Authors: Samuel Fuhrimann, Mirko S. Winkler, Narcis B. Kabatereine, et al.
Urban wastewater and fecal sludge use is of growing importance all over the world. However, unsafe management and inappropriate use might exacerbate the transmission of infectious diseases, including those caused by intestinal protozoa (e.g., amebiasis and giardiasis) and parasitic worms (e.g., soil-transmitted helminthiasis and schistosomiasis). People living and working in densely populated and rapidly transforming cities in Africa and Asia are especially vulnerable.
We conducted a cross-sectional survey and assessed people’s risk of intestinal parasitic infections due to exposure to wastewater and fecal sludge management and use in Kampala, the capital of Uganda. We collected data on the prevalence, intensity, and risk factors of infections with parasitic worms and intestinal protozoa among slum dwellers, urban farmers, and workers maintaining the sanitation system.
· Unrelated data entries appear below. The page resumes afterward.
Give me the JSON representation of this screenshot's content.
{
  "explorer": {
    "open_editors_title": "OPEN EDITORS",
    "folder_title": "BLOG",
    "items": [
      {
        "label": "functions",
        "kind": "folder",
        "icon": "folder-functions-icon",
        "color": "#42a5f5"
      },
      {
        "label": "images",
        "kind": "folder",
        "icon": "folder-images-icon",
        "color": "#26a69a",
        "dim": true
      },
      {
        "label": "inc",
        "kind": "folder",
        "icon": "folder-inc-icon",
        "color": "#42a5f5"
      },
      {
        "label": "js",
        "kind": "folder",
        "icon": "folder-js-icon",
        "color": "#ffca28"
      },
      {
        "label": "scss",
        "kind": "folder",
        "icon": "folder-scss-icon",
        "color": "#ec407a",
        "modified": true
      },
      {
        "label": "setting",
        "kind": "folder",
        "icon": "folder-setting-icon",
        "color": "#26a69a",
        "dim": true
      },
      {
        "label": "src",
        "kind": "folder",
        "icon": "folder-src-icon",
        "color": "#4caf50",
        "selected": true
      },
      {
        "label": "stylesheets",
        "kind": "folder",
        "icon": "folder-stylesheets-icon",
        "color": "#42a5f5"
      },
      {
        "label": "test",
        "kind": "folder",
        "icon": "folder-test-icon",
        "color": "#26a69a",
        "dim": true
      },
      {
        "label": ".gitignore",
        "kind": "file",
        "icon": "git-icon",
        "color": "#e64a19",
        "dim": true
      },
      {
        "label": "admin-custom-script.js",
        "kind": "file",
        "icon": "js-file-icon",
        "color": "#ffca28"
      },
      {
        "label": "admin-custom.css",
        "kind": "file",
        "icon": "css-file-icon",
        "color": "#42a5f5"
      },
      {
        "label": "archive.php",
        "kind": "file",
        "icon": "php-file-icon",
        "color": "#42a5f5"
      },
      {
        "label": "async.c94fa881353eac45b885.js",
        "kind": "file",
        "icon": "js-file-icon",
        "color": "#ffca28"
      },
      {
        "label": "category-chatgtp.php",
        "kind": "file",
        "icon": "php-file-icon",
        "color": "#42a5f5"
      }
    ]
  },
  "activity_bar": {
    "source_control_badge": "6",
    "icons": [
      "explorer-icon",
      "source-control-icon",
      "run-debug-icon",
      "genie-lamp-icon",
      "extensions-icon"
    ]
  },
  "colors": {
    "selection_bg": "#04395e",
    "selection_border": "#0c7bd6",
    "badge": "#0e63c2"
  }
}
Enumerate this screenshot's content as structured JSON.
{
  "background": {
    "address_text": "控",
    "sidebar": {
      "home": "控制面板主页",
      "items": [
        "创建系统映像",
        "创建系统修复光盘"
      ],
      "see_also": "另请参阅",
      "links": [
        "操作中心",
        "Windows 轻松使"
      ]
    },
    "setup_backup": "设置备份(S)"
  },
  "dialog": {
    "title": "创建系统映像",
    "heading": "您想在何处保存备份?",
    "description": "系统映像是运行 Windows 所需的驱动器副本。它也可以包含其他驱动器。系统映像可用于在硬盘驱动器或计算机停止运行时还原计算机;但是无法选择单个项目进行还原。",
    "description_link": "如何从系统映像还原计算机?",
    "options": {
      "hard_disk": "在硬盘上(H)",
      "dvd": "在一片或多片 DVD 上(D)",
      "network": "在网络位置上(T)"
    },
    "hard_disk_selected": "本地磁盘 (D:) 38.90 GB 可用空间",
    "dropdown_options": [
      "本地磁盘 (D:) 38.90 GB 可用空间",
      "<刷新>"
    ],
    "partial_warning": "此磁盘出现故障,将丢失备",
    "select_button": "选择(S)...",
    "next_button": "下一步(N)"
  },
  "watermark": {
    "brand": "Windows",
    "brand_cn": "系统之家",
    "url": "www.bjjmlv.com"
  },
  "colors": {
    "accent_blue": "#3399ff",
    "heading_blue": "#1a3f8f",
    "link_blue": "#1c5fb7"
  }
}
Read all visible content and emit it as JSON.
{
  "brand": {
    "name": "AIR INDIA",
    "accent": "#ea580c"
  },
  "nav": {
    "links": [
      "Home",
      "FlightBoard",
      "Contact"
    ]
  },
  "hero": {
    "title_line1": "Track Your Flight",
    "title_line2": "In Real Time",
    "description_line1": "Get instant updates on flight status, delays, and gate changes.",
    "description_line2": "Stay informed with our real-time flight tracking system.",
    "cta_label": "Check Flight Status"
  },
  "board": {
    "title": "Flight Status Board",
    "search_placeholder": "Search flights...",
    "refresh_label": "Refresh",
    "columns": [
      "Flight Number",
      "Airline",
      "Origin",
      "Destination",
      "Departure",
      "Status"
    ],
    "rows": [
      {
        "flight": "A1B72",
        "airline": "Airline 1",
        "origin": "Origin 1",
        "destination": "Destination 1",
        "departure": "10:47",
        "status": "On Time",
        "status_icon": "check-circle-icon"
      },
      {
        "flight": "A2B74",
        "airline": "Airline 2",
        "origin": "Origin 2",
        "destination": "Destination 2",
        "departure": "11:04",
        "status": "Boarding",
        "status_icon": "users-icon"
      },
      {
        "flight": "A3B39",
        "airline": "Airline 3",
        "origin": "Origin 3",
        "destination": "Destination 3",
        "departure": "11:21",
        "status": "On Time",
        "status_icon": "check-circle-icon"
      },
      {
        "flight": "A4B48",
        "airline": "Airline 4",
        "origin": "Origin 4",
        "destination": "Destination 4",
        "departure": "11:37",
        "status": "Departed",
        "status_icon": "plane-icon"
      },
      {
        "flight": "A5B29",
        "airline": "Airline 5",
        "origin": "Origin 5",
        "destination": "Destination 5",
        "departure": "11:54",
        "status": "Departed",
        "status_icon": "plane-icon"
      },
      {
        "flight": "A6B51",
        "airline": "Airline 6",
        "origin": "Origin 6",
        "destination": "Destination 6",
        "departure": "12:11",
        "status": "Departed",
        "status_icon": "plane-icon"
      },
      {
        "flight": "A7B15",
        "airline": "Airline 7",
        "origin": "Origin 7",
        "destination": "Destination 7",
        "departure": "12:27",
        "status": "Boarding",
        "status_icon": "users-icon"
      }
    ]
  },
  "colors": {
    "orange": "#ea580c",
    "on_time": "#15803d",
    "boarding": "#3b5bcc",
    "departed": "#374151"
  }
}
We found high infection prevalence of Schistosoma mansoni and soil-transmitted helminths in urban farmers and slum dwellers after adjusting for age, sex, and educational attainment. Our data suggest that urban farmers are especially vulnerable to infections with intestinal parasites, which may play an important role in the transmission through contamination of their living and working environments. In view of our results, the control of schistosomiasis and soil-transmitted helminthiasis should be accelerated in Kampala.